It was not easy to pack up everything again in less than a year and return. It cost a lot, it was labor-intensive, and it messed with me mentally for a long while. I thought I was doing the right thing, but it failed. Decision making for me became tough as this incident would rear its ugly head and remind me how stupid I had been. What else could I mess up?
In time, I reestablished myself and found that one error in judgment does not make a person. I saw how my elderly parents needed me back close by, there were other people that God wanted to bring across my path in Minnesota, and my dentist saw us and confirmed that our teeth were perfectly healthy. Not a cavity in sight. Had I stayed, that would have been trying to make something work that was long over. You can choose God’s way or yours, which is your ego.
If you find yourself in a circumstance where you realize that you cannot turn back the clock or just flip over the mattress, realize that this is something everyone has experienced. It can feel isolating, as if no one has ever been as screwed up as you are. But that’s a lie.
I did find in Janes 4 a good piece of advice to implement regularly to avoid future problems for myself.
You’re nothing but a wisp of fog, catching a brief bit of sun before disappearing. Instead, make it a habit to say, “If the Master wills it and we’re still alive, we’ll do this or that.”(Message)
That sounds a little harsh, but when it comes to making a decision, it’s good to realize it shouldn’t be done without asking for some divine guidance. And then you will see this from Proverbs 3,
Trust God from the bottom of your heart;
don’t try to figure out everything on your own. Listen for God’s voice in everything you do, everywhere you go; he’s the one who will keep you on track. Don’t assume that you know it all. Run to God! (Message)
Don’t automatically react or respond to something out of obligation, peer pressure, or mass hysteria. Above all, don’t disregard the help from the unseen realm. This is the way of regret.

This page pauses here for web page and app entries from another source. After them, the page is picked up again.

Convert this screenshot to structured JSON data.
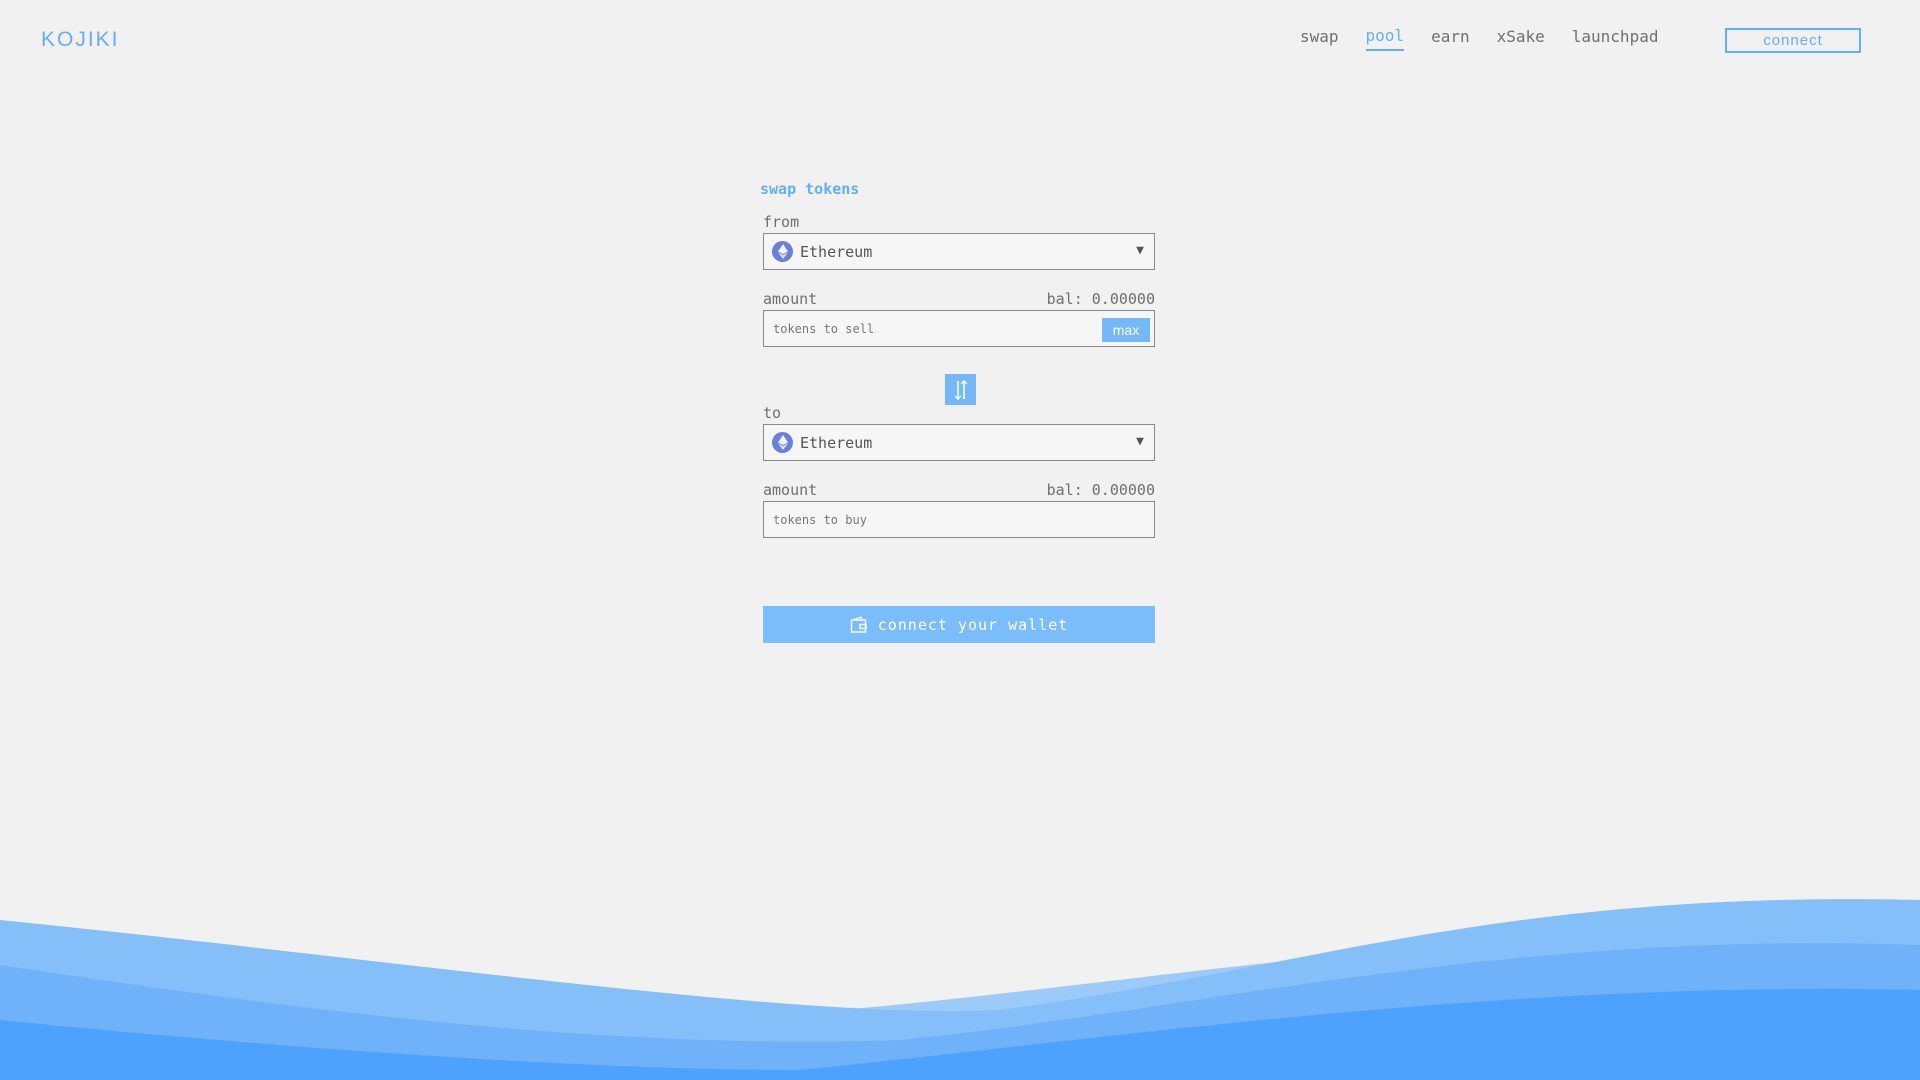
{
  "header": {
    "logo": "KOJIKI",
    "nav": [
      "swap",
      "pool",
      "earn",
      "xSake",
      "launchpad"
    ],
    "active_nav": "pool",
    "connect_label": "connect"
  },
  "swap": {
    "title": "swap tokens",
    "from_label": "from",
    "from_token": "Ethereum",
    "from_amount_label": "amount",
    "from_balance": "bal: 0.00000",
    "from_placeholder": "tokens to sell",
    "max_label": "max",
    "to_label": "to",
    "to_token": "Ethereum",
    "to_amount_label": "amount",
    "to_balance": "bal: 0.00000",
    "to_placeholder": "tokens to buy",
    "wallet_button": "connect your wallet"
  },
  "colors": {
    "accent": "#64aef7",
    "button": "#7bbcfa",
    "background": "#f1f1f1"
  }
}
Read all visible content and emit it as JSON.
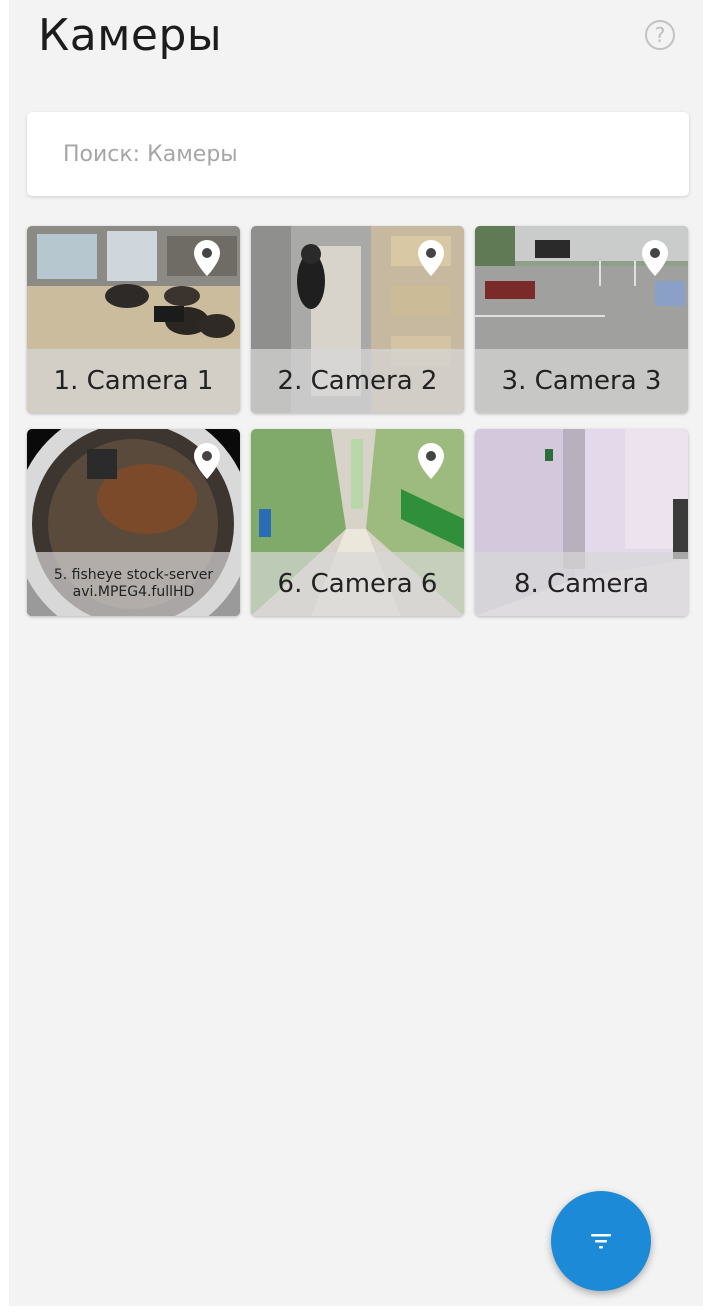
{
  "header": {
    "title": "Камеры",
    "help_icon": "question-circle-icon",
    "help_glyph": "?"
  },
  "search": {
    "placeholder": "Поиск: Камеры",
    "value": ""
  },
  "cameras": [
    {
      "name": "1. Camera 1",
      "has_location": true
    },
    {
      "name": "2. Camera 2",
      "has_location": true
    },
    {
      "name": "3. Camera 3",
      "has_location": true
    },
    {
      "name": "5. fisheye stock-server avi.MPEG4.fullHD",
      "has_location": true
    },
    {
      "name": "6. Camera 6",
      "has_location": true
    },
    {
      "name": "8. Camera",
      "has_location": false
    }
  ],
  "fab": {
    "icon": "filter-icon",
    "color": "#1d8ad8"
  },
  "colors": {
    "background": "#f3f3f3",
    "accent": "#1d8ad8"
  }
}
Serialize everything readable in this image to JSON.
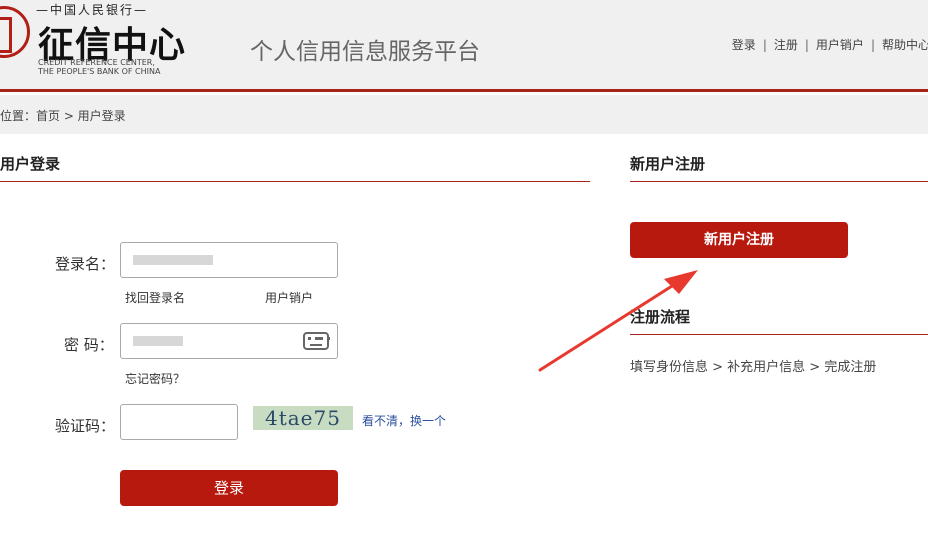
{
  "header": {
    "logo_top_text": "—中国人民银行—",
    "logo_name": "征信中心",
    "logo_en_line1": "CREDIT REFERENCE CENTER,",
    "logo_en_line2": "THE PEOPLE'S BANK OF CHINA",
    "site_title": "个人信用信息服务平台",
    "nav": [
      "登录",
      "注册",
      "用户销户",
      "帮助中心"
    ]
  },
  "breadcrumb": {
    "text": "位置：首页 > 用户登录"
  },
  "login": {
    "section_title": "用户登录",
    "username_label": "登录名：",
    "username_value": "",
    "retrieve_username_link": "找回登录名",
    "account_cancel_link": "用户销户",
    "password_label": "密 码：",
    "password_value": "",
    "forgot_password_link": "忘记密码？",
    "captcha_label": "验证码：",
    "captcha_value": "",
    "captcha_image_text": "4tae75",
    "captcha_refresh_link": "看不清，换一个",
    "login_button": "登录"
  },
  "register": {
    "section_title": "新用户注册",
    "register_button": "新用户注册",
    "flow_title": "注册流程",
    "flow_steps": "填写身份信息 > 补充用户信息 > 完成注册"
  },
  "colors": {
    "brand_red": "#b7190f",
    "rule_red": "#a8241b",
    "annotation_arrow": "#e8392f"
  },
  "icons": {
    "virtual_keyboard": "keyboard-icon",
    "annotation_arrow": "arrow-annotation"
  }
}
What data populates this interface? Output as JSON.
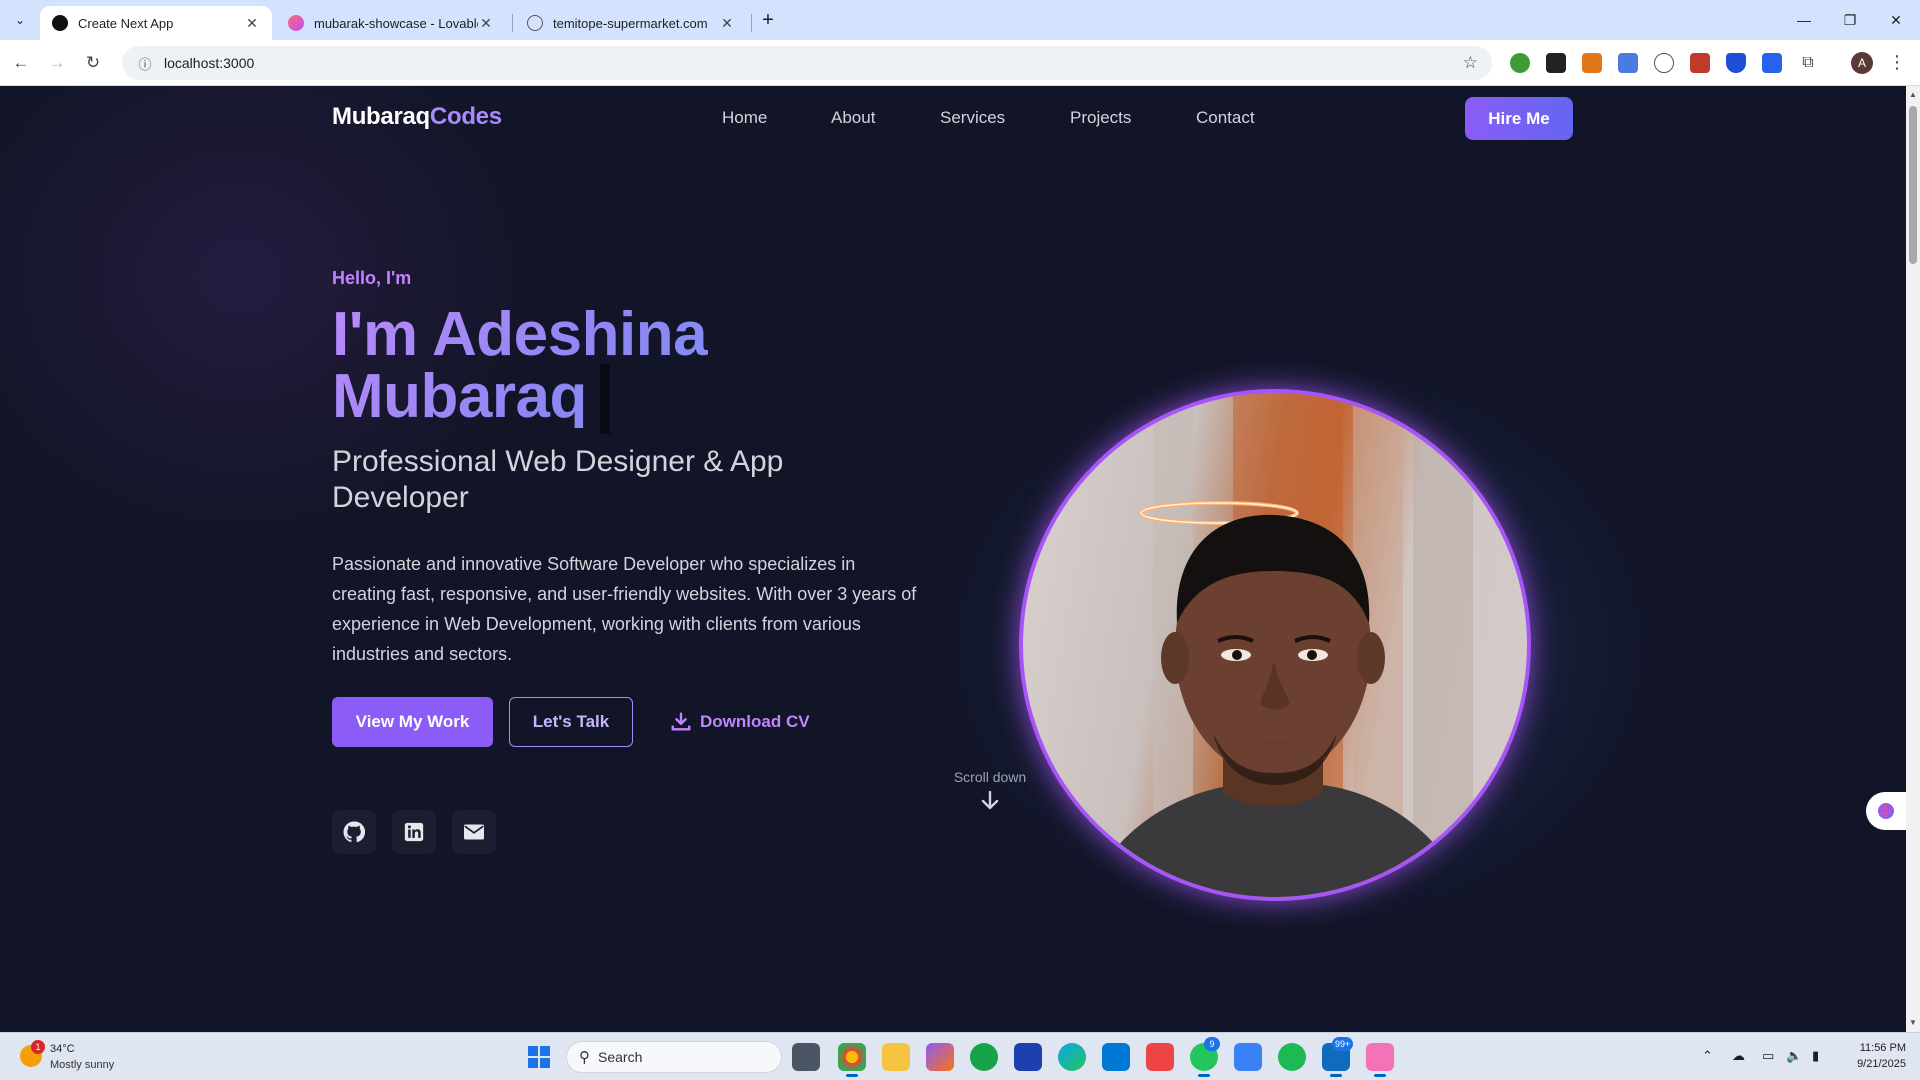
{
  "browser": {
    "tabs": [
      {
        "title": "Create Next App",
        "active": true
      },
      {
        "title": "mubarak-showcase - Lovable",
        "active": false
      },
      {
        "title": "temitope-supermarket.com",
        "active": false
      }
    ],
    "url": "localhost:3000",
    "profile_initial": "A"
  },
  "site": {
    "logo_main": "Mubaraq",
    "logo_accent": "Codes",
    "nav": [
      "Home",
      "About",
      "Services",
      "Projects",
      "Contact"
    ],
    "hire_button": "Hire Me"
  },
  "hero": {
    "greeting": "Hello, I'm",
    "name_line1": "I'm Adeshina",
    "name_line2": "Mubaraq",
    "role": "Professional Web Designer & App Developer",
    "bio": "Passionate and innovative Software Developer who specializes in creating fast, responsive, and user-friendly websites. With over 3 years of experience in Web Development, working with clients from various industries and sectors.",
    "btn_work": "View My Work",
    "btn_talk": "Let's Talk",
    "btn_cv": "Download CV",
    "scroll_hint": "Scroll down",
    "socials": [
      "github-icon",
      "linkedin-icon",
      "mail-icon"
    ]
  },
  "taskbar": {
    "weather_temp": "34°C",
    "weather_desc": "Mostly sunny",
    "weather_badge": "1",
    "search_label": "Search",
    "whatsapp_badge": "9",
    "outlook_badge": "99+",
    "time": "11:56 PM",
    "date": "9/21/2025"
  },
  "colors": {
    "accent": "#8b5cf6",
    "accent_light": "#a78bfa",
    "page_bg": "#121527"
  }
}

But if you take a minute to ask God what to do, an answer will come, and it will be the best one. Gone will be the days of remorse for making your bed and lying in it.